→ **WHAT YOU WILL DO**: Reproduce the listing below exactly, except for its pictures.

=== Section Start ===

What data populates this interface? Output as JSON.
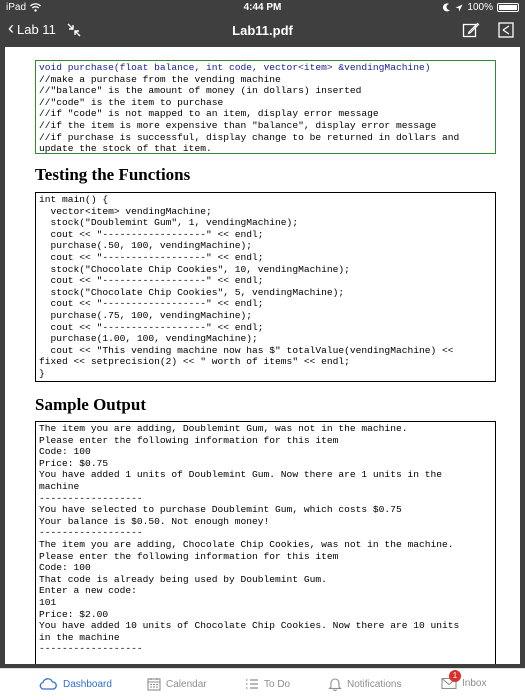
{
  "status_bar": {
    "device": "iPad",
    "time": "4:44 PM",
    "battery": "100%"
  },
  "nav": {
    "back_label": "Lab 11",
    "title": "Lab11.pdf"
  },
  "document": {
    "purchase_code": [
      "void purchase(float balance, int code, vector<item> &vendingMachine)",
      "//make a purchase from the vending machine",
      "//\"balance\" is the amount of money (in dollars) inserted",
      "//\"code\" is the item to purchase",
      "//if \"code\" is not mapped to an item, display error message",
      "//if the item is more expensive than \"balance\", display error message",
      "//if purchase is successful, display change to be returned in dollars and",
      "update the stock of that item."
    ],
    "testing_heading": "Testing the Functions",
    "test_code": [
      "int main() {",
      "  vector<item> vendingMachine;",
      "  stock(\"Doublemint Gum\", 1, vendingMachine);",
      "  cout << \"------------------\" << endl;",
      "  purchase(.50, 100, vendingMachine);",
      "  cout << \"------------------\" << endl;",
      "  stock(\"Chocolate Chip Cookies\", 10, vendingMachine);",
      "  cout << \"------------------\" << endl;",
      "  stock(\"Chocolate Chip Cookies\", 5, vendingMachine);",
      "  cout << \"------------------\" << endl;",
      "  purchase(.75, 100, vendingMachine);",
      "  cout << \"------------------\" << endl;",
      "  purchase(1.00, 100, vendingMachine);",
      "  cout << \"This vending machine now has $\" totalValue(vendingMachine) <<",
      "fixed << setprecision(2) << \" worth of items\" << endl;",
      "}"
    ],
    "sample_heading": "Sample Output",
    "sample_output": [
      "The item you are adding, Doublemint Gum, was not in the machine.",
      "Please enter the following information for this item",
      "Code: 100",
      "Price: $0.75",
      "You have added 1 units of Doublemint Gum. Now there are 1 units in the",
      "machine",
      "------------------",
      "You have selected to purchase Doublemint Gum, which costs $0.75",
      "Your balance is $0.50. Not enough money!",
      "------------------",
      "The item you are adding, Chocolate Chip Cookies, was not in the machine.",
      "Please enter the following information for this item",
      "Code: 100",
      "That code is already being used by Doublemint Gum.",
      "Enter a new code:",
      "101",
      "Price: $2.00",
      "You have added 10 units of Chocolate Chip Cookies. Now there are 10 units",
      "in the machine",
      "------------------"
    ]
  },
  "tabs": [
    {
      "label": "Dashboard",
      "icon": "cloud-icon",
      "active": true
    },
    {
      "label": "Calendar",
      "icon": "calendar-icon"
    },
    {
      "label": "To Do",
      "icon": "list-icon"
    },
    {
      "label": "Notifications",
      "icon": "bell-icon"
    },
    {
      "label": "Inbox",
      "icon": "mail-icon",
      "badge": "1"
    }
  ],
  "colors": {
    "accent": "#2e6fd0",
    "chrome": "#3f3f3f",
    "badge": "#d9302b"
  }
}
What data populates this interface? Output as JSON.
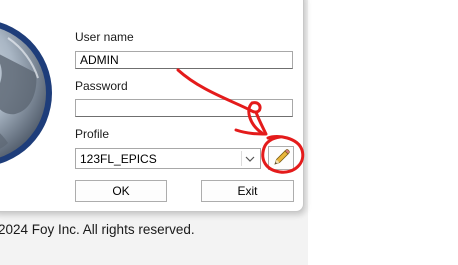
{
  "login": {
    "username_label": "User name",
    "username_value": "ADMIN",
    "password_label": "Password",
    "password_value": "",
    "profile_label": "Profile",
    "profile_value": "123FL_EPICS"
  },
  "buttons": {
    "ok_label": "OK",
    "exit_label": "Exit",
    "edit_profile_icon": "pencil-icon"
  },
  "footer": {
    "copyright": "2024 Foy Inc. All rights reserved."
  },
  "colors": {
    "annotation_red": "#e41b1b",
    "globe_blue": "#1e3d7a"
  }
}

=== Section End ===

→ **RESPONSE TO THIS TASK**:
What data populates this interface? Output as JSON.
{
  "status_bar": {
    "device": "iPad",
    "time": "4:44 PM",
    "battery": "100%"
  },
  "nav": {
    "back_label": "Lab 11",
    "title": "Lab11.pdf"
  },
  "document": {
    "purchase_code": [
      "void purchase(float balance, int code, vector<item> &vendingMachine)",
      "//make a purchase from the vending machine",
      "//\"balance\" is the amount of money (in dollars) inserted",
      "//\"code\" is the item to purchase",
      "//if \"code\" is not mapped to an item, display error message",
      "//if the item is more expensive than \"balance\", display error message",
      "//if purchase is successful, display change to be returned in dollars and",
      "update the stock of that item."
    ],
    "testing_heading": "Testing the Functions",
    "test_code": [
      "int main() {",
      "  vector<item> vendingMachine;",
      "  stock(\"Doublemint Gum\", 1, vendingMachine);",
      "  cout << \"------------------\" << endl;",
      "  purchase(.50, 100, vendingMachine);",
      "  cout << \"------------------\" << endl;",
      "  stock(\"Chocolate Chip Cookies\", 10, vendingMachine);",
      "  cout << \"------------------\" << endl;",
      "  stock(\"Chocolate Chip Cookies\", 5, vendingMachine);",
      "  cout << \"------------------\" << endl;",
      "  purchase(.75, 100, vendingMachine);",
      "  cout << \"------------------\" << endl;",
      "  purchase(1.00, 100, vendingMachine);",
      "  cout << \"This vending machine now has $\" totalValue(vendingMachine) <<",
      "fixed << setprecision(2) << \" worth of items\" << endl;",
      "}"
    ],
    "sample_heading": "Sample Output",
    "sample_output": [
      "The item you are adding, Doublemint Gum, was not in the machine.",
      "Please enter the following information for this item",
      "Code: 100",
      "Price: $0.75",
      "You have added 1 units of Doublemint Gum. Now there are 1 units in the",
      "machine",
      "------------------",
      "You have selected to purchase Doublemint Gum, which costs $0.75",
      "Your balance is $0.50. Not enough money!",
      "------------------",
      "The item you are adding, Chocolate Chip Cookies, was not in the machine.",
      "Please enter the following information for this item",
      "Code: 100",
      "That code is already being used by Doublemint Gum.",
      "Enter a new code:",
      "101",
      "Price: $2.00",
      "You have added 10 units of Chocolate Chip Cookies. Now there are 10 units",
      "in the machine",
      "------------------"
    ]
  },
  "tabs": [
    {
      "label": "Dashboard",
      "icon": "cloud-icon",
      "active": true
    },
    {
      "label": "Calendar",
      "icon": "calendar-icon"
    },
    {
      "label": "To Do",
      "icon": "list-icon"
    },
    {
      "label": "Notifications",
      "icon": "bell-icon"
    },
    {
      "label": "Inbox",
      "icon": "mail-icon",
      "badge": "1"
    }
  ],
  "colors": {
    "accent": "#2e6fd0",
    "chrome": "#3f3f3f",
    "badge": "#d9302b"
  }
}
What data populates this interface? Output as JSON.
{
  "login": {
    "username_label": "User name",
    "username_value": "ADMIN",
    "password_label": "Password",
    "password_value": "",
    "profile_label": "Profile",
    "profile_value": "123FL_EPICS"
  },
  "buttons": {
    "ok_label": "OK",
    "exit_label": "Exit",
    "edit_profile_icon": "pencil-icon"
  },
  "footer": {
    "copyright": "2024 Foy Inc. All rights reserved."
  },
  "colors": {
    "annotation_red": "#e41b1b",
    "globe_blue": "#1e3d7a"
  }
}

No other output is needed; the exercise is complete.